START GIVEN DATA

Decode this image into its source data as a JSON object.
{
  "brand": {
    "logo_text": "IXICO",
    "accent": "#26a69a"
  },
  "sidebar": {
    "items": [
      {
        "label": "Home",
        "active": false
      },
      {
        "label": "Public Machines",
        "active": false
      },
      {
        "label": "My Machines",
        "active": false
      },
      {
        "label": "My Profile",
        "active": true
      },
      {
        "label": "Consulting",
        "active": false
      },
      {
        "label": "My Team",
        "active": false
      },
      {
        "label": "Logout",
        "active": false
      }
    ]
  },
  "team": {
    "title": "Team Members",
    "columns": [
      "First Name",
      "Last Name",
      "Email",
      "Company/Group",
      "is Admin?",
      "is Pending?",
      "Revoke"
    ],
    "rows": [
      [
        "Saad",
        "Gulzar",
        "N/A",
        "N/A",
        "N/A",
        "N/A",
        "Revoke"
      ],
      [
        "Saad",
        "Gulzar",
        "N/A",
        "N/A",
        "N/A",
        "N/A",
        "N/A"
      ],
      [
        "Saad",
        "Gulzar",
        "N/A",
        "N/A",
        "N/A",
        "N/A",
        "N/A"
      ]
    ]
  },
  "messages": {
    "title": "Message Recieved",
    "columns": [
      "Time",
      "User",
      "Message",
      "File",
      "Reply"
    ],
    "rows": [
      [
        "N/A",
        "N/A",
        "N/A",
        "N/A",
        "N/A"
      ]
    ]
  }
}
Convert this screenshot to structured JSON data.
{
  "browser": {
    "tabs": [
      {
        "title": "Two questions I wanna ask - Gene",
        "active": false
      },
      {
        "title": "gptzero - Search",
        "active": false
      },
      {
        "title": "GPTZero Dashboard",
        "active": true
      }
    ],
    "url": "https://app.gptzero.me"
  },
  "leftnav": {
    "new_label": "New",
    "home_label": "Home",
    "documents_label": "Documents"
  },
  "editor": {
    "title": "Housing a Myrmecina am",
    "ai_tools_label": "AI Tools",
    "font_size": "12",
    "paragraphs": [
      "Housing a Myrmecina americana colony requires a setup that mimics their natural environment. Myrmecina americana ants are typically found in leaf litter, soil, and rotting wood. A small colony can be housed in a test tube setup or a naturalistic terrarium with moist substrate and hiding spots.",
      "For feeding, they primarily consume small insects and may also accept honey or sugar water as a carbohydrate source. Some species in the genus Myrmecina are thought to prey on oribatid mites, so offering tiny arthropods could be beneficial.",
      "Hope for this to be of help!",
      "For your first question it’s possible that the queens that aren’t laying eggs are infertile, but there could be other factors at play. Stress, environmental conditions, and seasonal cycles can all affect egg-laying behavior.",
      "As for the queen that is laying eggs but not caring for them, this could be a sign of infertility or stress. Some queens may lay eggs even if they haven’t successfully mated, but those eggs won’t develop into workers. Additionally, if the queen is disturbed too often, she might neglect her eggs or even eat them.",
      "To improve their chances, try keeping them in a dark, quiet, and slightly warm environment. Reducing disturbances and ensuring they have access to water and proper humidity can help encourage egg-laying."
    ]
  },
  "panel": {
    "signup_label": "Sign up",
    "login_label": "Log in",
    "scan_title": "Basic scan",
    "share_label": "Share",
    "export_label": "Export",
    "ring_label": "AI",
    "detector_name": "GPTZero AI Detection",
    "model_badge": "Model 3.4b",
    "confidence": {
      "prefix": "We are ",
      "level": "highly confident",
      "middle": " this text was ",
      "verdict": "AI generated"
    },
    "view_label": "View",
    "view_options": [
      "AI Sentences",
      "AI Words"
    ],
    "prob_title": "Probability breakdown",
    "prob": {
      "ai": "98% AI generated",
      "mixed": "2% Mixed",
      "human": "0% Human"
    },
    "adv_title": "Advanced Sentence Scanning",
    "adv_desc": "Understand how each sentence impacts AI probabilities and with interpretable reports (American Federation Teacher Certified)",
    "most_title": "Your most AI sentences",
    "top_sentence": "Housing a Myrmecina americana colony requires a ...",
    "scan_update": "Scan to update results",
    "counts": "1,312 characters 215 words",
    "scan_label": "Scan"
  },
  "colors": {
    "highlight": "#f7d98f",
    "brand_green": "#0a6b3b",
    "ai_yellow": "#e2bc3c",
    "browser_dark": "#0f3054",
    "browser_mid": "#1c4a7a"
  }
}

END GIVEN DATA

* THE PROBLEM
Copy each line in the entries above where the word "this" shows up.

* RESULT BELOW
Decode this image into its source data as a JSON object.
Convert this screenshot to structured JSON data.
      "Hope for this to be of help!",
      "As for the queen that is laying eggs but not caring for them, this could be a sign of infertility or stress. Some queens may lay eggs even if they haven’t successfully mated, but those eggs won’t develop into workers. Additionally, if the queen is disturbed too often, she might neglect her eggs or even eat them.",
      "middle": " this text was ",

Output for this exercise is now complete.